    Why is it important to forgive? Not forgiving keeps us chained to that person forever. It takes a lot of energy to hold that grudge and be angry at someone. Choosing never to forgive someone means that you are forcing yourself to remember that person and choosing to be angry at them consistently reminding yourself of what that person did to you. “I will never forgive “x” for ……. and so on. This is a daily process almost from waking to going to sleep.

    Says who? I can choose to ignore a person I feel did wrong to me. Doesn’t mean I think about the person at all. I don’t have to conciously forgive the person, I can just cut that person out of my life without ever having to give him/her another thought.

    in reply to: Holy Kotzker! #851743
    computer777
    Member

    “If I am I because I am I – and you are you because you are you, then I am I and you are you. But if I am I because you are you, and you are you because I am I, then I am not I and you are not you.”

    in reply to: Memoir called "Unorthodox" and its effect on us #868622
    computer777
    Member

    A Woman outside bklyn: I don’t understand why your post went through. Isn’t that against the rules of this coffeeroom?
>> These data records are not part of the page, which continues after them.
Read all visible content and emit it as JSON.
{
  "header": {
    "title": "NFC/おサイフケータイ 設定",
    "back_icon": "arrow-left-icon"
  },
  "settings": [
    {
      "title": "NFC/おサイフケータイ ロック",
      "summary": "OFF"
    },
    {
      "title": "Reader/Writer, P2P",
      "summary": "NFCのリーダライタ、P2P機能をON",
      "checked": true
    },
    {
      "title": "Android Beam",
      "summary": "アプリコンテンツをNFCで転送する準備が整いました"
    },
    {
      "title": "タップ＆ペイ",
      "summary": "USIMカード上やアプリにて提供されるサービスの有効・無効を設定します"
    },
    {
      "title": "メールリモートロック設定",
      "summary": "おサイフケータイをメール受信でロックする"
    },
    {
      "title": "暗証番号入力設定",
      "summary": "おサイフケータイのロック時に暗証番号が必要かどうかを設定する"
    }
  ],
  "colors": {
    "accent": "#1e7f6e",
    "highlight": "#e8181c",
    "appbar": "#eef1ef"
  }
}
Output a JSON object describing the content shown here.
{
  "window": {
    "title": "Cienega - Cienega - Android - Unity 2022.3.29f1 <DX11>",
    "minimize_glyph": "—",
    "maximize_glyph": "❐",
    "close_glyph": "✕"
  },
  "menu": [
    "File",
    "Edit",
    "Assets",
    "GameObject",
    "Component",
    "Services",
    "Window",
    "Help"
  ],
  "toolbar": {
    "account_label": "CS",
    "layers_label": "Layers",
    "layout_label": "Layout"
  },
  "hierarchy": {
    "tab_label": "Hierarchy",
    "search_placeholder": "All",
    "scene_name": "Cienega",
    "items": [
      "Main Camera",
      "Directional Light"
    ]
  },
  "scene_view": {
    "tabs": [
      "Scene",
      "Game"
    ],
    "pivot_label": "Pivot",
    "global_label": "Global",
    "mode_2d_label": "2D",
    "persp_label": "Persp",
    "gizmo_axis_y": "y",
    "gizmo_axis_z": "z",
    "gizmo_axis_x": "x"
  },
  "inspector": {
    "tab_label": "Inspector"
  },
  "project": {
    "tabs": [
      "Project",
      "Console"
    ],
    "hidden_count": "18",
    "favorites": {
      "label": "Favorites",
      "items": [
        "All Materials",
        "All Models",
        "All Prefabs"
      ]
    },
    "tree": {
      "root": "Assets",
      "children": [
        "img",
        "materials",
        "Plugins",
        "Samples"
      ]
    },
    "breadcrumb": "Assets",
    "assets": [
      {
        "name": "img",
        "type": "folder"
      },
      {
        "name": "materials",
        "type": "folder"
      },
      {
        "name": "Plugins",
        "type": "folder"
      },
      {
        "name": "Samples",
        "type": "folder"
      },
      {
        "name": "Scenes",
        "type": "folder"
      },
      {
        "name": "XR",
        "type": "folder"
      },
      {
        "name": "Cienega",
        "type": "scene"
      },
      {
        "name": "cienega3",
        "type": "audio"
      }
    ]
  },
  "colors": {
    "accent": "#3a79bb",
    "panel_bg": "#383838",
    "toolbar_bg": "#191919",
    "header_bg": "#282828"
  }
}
    in reply to: Self Esteem Books #851694
    computer777
    Member

    For anyone suffering from low esteem I recommend “Pulling Your Own Strings” by Wayne Dyer. It is an amazing book, and has the power to literally change a person’s life.

    in reply to: QUOTES #850339
    computer777
    Member
    in reply to: LYEING #850005
    computer777
    Member

    Truth always rests with the minority, and the minority is always stranger than the majority, because the minority is generally formed by those who really have an opinion, while the strength of a majority is illusory, formed by the gangs who have no opinion- and who, therefore, in the next instant (when it is evident that the minority is the stronger) assume its opinion… while Truth again reverts to a new minority.

    in reply to: Things that Cause one to Forget their Torah #1215778
    computer777
    Member

    Cell phones & internet make one forget Torah.

    in reply to: Who is your role model and why #847470
    computer777
    Member

    R’ Shalom Shwadron. I read the book: “Voice of Truth: The life and eloquence of Rabbi Sholom Schwadron, the unforgettable Maggid of Jerusalem”, a few times. An amazing inspiration.

    in reply to: Please daven for Chaya Esther Bas Faiga Yenta #848298
    computer777
    Member

    I will bln say today tehillim 1-15 inclusive. anyone else?

    in reply to: Facilitated Communication #847326
    computer777
    Member

    It is very interesting but every single case of what these kids say are basically the same (at least what I have read). My guess is the facilliator is the same person and everything is coming from her/him.

    The first time I read it around 20 years ago, I thought, you know maybe it’s real. The second time, I felt it was less real. The third time, no way. They can’t all be saying the same kind of talk. For example they all speak about the egel hazahov. Sorry, it’s impossible they all have the same manner of speaking.

    So I don’t believe in it.

    in reply to: Someone who 'doesn't want' to get married? #849859
    computer777
    Member

    A woman is not required to marry.

    in reply to: Stories-tribute to Habachur R' Dovid Robbins ZT'L #847306
    computer777
    Member

    Dovid clearly had a very special neshama. He was a real mentch, a ruchniusdiga person and had a good affect on everyone he met.

    in reply to: Liquid medicine #846381
    computer777
    Member

    Mod 72: there wasn’t much medical information posted in this thread. It was basically just opinion. (aside from Rabbaim that stated something I didn’t know about.) Health telling me to change doctors because he thinks she is incompetent is opinion, not medical information.

    in reply to: Lady Bus Drivers for Mesivta boys #846083
    computer777
    Member

    crazybrit: so men don’t cause motor vehicle accidents, only women, huh?

Viewing 50 posts - 101 through 150 (of 180 total)